Fleye was an interesting proposition as a new drone, safe and simple with an open SDK, but unfortunately the manufacturer has just cancelled their Kickstarter campaign due to a lack of additional investment.
Propositioned as a new ‘safe’ drone due to the shrouding of its rotor, Fleye was looking to be a new type of consumer aircraft, powered by autonomous flight with minimal user interaction via a basic app.
[perfectpullquote align=”full” cite=”” link=”” color=”” class=”” size=””]”Not satisfied with current drone design, we went back to the drawing board and have invented a spherical flying machine that is safe, simple to use and autonomous.”, Fleye[/perfectpullquote]
Despite managing to double its Kickstarter target of €175,000 (reaching €314,080), the project management team behind Fleye have cited an inability to secure additional funds as being the cause for the cancellation.
Past failed projects such as Zano and Pocket Drone utilised extensive backer funds through the course of their project, this resulted in minimal funds being available for refund following failure of the respective projects.
In a statement released on Kickstarter, Fleye explain fully:
[perfectpullquote align=”full” cite=”” link=”” color=”” class=”” size=””]”The reason of this sudden news is simple: we haven’t been able to secure additional funding that was required to sustain and grow our company. Although the Kickstarter was covering our initial production costs (tooling & first batch), we also needed additional capital to cover the team salaries, the growth of the team (sales, support) and future R&D”.[/perfectpullquote]
The newly competitive nature of the drone market has also played a role in the reason for the failure, as explained:
[perfectpullquote align=”full” cite=”” link=”” color=”” class=”” size=””]”It is a fact that the drone business is becoming extremely competitive and requires a lot of investment in R&D and manufacturing capabilities to build a sustainable long-term business. We failed to convince new investors, despites a successful campaign on Kickstarter, raising 300k€ and being amongst the 1% most funded project on Kickstarter.”[/perfectpullquote]
A key concern with Kickstarter and crowdfund failures is the question around refunds and whether or not backers will be able to retrieve their pledged funds. Fleye at this time would appear to be managing the situation transparently and honestly, as they go on to explain in their update:
[perfectpullquote align=”full” cite=”” link=”” color=”” class=”” size=””]”Anticipating the challenge of post-campaign fundraising, we had decided, together with The Faktory, to “park” the Kickstarter funds on a separate account, with the plan to use these funds to finance our cash flow of production, once we would have secured a proper Serie A funding round. Which unfortunately we haven’t been able to do.
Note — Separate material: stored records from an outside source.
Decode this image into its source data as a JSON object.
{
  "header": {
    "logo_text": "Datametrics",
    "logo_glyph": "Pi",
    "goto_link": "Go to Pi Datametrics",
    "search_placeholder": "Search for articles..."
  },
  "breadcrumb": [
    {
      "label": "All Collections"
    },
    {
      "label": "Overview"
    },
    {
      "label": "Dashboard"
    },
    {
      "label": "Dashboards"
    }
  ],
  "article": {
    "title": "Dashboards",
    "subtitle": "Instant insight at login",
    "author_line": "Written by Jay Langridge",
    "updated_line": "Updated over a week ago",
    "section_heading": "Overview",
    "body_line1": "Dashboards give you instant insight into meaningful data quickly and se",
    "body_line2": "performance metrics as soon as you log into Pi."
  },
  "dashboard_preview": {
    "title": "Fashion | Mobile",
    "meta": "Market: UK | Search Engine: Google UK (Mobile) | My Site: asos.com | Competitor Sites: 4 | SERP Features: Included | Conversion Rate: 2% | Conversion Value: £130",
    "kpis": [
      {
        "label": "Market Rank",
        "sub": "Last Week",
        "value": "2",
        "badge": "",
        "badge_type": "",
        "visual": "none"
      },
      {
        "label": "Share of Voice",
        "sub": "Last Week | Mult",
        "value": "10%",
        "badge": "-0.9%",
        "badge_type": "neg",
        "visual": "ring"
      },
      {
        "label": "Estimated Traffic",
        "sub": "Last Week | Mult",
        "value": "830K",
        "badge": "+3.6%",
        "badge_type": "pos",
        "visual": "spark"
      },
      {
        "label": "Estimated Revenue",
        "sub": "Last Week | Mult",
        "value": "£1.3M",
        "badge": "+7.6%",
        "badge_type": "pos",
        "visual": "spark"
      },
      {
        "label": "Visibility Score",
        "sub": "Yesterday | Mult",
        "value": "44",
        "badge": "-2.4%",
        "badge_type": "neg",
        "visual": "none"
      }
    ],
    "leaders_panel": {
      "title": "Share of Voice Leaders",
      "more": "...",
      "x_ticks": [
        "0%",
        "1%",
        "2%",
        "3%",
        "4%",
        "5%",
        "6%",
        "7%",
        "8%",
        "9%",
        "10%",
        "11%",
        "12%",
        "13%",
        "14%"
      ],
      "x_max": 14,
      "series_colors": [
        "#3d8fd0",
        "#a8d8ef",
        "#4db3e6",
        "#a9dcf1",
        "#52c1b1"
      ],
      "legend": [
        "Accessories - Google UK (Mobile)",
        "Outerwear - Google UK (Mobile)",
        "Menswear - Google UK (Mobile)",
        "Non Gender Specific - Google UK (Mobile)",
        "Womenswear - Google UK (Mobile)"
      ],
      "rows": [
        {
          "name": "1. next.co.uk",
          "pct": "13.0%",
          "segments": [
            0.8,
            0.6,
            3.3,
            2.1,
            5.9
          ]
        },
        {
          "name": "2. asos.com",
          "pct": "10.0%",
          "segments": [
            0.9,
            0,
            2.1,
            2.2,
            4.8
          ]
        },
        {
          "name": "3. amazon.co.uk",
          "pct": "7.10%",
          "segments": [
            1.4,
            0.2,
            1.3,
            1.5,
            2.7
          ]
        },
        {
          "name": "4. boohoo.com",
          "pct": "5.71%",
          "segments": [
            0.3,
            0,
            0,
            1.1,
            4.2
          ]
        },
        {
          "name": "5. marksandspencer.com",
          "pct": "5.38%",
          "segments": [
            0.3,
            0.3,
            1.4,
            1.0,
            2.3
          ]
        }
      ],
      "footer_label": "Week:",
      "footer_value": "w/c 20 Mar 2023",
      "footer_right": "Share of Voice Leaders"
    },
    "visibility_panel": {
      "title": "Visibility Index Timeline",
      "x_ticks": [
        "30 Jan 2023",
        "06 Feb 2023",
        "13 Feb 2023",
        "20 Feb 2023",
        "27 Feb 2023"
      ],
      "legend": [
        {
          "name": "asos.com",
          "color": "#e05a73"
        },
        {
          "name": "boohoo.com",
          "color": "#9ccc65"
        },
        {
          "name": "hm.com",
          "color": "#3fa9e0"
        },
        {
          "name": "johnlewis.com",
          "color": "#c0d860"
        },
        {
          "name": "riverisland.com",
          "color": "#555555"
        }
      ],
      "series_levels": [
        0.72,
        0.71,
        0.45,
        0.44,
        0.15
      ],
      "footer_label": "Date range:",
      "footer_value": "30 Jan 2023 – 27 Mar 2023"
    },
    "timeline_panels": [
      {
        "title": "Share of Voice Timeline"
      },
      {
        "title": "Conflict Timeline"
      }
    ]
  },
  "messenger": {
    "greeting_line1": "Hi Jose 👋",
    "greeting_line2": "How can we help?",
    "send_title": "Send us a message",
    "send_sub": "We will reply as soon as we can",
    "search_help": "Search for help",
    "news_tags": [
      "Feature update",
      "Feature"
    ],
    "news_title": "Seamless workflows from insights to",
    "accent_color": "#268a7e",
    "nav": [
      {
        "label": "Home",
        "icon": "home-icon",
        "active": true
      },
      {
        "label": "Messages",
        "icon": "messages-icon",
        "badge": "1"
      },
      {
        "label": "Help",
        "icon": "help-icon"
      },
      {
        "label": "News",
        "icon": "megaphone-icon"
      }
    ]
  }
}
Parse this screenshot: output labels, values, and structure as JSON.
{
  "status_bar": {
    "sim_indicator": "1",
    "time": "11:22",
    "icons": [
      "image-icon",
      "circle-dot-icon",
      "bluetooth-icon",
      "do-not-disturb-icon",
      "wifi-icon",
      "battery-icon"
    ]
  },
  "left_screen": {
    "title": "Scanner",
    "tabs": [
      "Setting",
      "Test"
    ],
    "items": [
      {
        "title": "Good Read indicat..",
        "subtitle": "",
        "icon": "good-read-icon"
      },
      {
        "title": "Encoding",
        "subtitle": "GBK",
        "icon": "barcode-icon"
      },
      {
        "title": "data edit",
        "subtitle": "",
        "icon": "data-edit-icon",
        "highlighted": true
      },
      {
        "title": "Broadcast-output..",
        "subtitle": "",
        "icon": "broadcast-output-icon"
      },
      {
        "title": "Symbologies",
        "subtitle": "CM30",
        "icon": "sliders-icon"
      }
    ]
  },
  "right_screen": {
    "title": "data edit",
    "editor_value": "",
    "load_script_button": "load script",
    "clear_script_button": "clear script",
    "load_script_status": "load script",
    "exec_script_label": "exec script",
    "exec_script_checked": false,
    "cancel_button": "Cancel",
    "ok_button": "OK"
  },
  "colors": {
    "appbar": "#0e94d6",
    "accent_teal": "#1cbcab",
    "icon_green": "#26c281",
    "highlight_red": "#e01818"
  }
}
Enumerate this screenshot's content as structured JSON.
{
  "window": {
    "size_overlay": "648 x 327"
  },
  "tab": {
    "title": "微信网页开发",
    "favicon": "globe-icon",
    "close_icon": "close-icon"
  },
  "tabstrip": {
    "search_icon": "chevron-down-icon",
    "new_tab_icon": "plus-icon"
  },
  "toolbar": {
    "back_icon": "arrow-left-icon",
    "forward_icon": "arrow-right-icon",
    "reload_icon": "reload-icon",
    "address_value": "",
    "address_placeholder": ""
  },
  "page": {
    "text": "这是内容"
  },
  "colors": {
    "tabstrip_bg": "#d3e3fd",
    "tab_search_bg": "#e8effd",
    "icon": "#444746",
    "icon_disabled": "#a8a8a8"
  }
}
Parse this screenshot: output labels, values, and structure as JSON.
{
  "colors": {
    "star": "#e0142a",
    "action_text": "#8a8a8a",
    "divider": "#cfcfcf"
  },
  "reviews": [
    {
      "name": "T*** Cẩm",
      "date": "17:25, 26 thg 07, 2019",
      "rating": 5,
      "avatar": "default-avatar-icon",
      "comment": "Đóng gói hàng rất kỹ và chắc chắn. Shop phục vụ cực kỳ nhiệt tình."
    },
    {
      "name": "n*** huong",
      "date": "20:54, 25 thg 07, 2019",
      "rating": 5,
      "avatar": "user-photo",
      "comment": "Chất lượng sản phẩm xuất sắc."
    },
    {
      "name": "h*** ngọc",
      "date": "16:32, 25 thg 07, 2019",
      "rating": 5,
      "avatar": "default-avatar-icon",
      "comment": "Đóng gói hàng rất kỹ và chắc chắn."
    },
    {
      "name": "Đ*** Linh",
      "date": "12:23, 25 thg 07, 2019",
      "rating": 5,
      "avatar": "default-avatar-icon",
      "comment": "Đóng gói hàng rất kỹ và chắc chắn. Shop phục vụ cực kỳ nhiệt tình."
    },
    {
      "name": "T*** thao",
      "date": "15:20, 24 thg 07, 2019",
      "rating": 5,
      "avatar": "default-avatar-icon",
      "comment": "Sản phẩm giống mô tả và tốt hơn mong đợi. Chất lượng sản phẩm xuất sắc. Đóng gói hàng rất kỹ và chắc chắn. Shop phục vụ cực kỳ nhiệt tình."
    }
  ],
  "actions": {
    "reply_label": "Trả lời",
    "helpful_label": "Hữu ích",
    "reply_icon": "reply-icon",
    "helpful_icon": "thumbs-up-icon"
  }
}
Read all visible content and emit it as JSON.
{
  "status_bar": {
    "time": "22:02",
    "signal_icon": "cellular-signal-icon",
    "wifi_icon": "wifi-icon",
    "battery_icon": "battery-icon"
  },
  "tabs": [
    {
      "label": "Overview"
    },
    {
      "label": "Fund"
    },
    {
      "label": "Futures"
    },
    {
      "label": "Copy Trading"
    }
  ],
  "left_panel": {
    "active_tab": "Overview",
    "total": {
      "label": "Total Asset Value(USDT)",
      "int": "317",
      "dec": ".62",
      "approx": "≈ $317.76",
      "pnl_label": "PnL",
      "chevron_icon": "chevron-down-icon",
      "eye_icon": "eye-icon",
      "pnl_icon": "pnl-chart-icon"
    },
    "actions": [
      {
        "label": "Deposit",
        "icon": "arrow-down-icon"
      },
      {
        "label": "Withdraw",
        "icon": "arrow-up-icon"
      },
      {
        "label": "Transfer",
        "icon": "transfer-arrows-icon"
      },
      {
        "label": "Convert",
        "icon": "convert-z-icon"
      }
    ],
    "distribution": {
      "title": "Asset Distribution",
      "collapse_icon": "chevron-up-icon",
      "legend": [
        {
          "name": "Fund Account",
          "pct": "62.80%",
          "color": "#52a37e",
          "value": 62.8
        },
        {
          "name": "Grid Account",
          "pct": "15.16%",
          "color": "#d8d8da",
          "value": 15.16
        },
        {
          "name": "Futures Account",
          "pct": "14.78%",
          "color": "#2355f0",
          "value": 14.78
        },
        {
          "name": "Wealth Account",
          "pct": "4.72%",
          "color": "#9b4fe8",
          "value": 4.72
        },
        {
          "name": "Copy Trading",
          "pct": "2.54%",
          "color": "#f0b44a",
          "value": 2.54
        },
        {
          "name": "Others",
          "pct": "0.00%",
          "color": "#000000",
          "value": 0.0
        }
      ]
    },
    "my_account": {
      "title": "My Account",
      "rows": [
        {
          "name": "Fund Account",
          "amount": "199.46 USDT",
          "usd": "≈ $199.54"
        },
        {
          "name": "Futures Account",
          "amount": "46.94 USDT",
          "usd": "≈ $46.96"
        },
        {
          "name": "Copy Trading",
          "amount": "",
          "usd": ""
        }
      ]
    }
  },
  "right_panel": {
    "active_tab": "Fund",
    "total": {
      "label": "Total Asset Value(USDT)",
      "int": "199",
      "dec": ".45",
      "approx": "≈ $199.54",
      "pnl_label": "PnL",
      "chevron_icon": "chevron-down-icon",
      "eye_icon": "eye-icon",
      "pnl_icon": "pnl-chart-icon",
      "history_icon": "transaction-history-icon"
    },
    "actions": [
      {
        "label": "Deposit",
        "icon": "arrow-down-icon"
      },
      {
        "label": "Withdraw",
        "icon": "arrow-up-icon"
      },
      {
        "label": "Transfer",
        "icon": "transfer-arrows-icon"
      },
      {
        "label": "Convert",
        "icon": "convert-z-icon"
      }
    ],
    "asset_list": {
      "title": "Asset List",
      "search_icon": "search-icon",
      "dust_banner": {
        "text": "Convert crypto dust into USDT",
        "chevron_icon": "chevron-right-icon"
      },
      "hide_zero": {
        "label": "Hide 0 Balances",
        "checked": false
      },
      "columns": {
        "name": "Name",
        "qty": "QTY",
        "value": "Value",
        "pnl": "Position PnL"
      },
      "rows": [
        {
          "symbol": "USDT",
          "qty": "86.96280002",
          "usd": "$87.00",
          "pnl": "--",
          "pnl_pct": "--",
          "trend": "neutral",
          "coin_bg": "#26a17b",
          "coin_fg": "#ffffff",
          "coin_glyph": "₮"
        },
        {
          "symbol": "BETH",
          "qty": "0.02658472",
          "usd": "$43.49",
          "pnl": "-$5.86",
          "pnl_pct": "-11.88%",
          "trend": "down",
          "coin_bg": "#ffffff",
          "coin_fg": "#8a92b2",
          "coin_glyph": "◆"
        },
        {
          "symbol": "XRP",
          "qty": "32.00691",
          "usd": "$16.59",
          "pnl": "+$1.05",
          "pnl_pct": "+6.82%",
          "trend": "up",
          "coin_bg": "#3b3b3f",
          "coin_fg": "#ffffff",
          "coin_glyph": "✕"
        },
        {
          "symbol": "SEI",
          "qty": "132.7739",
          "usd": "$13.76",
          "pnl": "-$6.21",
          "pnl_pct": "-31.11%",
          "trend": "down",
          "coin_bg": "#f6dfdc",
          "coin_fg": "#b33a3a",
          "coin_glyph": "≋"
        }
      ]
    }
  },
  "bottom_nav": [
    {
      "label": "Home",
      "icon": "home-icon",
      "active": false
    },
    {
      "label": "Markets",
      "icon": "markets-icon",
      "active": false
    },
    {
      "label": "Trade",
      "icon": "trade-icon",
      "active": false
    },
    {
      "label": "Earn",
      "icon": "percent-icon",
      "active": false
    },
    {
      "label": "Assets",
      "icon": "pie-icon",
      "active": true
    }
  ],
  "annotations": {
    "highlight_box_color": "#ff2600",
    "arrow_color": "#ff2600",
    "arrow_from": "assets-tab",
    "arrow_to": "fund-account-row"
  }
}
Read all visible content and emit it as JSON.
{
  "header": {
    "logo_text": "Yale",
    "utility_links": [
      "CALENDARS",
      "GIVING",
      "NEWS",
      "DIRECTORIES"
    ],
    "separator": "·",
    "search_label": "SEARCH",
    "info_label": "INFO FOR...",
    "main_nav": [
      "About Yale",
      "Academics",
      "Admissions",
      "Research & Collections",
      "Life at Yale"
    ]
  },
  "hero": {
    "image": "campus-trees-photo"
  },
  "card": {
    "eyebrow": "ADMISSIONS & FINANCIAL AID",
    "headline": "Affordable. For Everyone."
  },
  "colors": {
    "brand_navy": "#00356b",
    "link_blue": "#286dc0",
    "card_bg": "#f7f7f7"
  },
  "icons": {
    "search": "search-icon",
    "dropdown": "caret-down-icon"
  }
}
We are thus in a position to cancel the project, to reimburse all the backers and maybe find another path forward. There could be ways of pivoting, especially looking at niche industrial applications where the form factor of Fleye would bring some benefits, or through licensing of the technology.
We are working out the details of the refund process, and will be sharing those with you soon. In the meanwhile, we remain available via email to [email protected] and in the comments section below to answer all your questions.”[/perfectpullquote]
Backers are disappointed but have responded to the news fairly positively, largely due to the transparent and honest nature of the news and next steps presented by Fleye.
Time will tell as to whether or not Fleye honour their promise to refund all customers, but the failure of this campaign is yet another illustration of the risk for crowd-funded campaigns.
One positive in the failure of this specific project is that Kickstarter are involved as an intermediatory and will step in to assist with backer specific issues, whilst other campaigns for Lily, Snap and Staaker are direct with the manufacturer, a far more risky proposition.
Departing from the usual ‘quad’ style design, Fleye utilised a fairly clever ball design with just a single rotor encapsulated within for safety. Together with an array of sensors including downward facing sonar, fleye was app controlled and capable of shots such as pan, selfie and hover, as well as manual control capability via on-screen joysticks.
[perfectpullquote align=”full” cite=”” link=”” color=”” class=”” size=””]”Fleye is a whole new kind of drone. Safe, fun and autonomous. Invent the future of flying robots thanks to its open API and SDK.”, Fleye[/perfectpullquote]
You can read the full statement from Fleye via the Kickstarter page, we will report on the latest as and when reported.